» Supplied material:

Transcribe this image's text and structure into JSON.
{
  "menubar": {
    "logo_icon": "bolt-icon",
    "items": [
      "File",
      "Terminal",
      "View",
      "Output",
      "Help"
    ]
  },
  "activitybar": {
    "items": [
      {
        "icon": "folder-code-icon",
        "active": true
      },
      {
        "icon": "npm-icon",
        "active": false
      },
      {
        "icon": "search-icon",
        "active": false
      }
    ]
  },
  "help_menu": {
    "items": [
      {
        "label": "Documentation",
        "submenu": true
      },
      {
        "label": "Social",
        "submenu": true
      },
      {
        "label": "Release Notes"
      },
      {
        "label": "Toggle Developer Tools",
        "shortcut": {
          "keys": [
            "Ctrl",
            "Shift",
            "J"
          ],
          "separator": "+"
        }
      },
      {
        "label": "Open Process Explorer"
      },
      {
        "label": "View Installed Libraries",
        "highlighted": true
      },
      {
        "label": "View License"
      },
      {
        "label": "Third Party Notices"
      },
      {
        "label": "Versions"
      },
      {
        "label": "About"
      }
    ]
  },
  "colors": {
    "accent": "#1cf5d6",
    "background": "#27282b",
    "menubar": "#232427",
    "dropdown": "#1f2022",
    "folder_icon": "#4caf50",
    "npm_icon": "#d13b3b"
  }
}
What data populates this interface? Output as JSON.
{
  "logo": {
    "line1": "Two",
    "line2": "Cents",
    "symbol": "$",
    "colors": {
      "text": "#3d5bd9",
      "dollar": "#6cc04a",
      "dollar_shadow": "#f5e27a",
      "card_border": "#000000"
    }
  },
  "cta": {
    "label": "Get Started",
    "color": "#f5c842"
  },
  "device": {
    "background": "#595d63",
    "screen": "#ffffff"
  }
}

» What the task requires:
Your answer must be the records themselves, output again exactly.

» Task result:
Transcribe this image's text and structure into JSON.
{
  "menubar": {
    "logo_icon": "bolt-icon",
    "items": [
      "File",
      "Terminal",
      "View",
      "Output",
      "Help"
    ]
  },
  "activitybar": {
    "items": [
      {
        "icon": "folder-code-icon",
        "active": true
      },
      {
        "icon": "npm-icon",
        "active": false
      },
      {
        "icon": "search-icon",
        "active": false
      }
    ]
  },
  "help_menu": {
    "items": [
      {
        "label": "Documentation",
        "submenu": true
      },
      {
        "label": "Social",
        "submenu": true
      },
      {
        "label": "Release Notes"
      },
      {
        "label": "Toggle Developer Tools",
        "shortcut": {
          "keys": [
            "Ctrl",
            "Shift",
            "J"
          ],
          "separator": "+"
        }
      },
      {
        "label": "Open Process Explorer"
      },
      {
        "label": "View Installed Libraries",
        "highlighted": true
      },
      {
        "label": "View License"
      },
      {
        "label": "Third Party Notices"
      },
      {
        "label": "Versions"
      },
      {
        "label": "About"
      }
    ]
  },
  "colors": {
    "accent": "#1cf5d6",
    "background": "#27282b",
    "menubar": "#232427",
    "dropdown": "#1f2022",
    "folder_icon": "#4caf50",
    "npm_icon": "#d13b3b"
  }
}
What data populates this interface? Output as JSON.
{
  "logo": {
    "line1": "Two",
    "line2": "Cents",
    "symbol": "$",
    "colors": {
      "text": "#3d5bd9",
      "dollar": "#6cc04a",
      "dollar_shadow": "#f5e27a",
      "card_border": "#000000"
    }
  },
  "cta": {
    "label": "Get Started",
    "color": "#f5c842"
  },
  "device": {
    "background": "#595d63",
    "screen": "#ffffff"
  }
}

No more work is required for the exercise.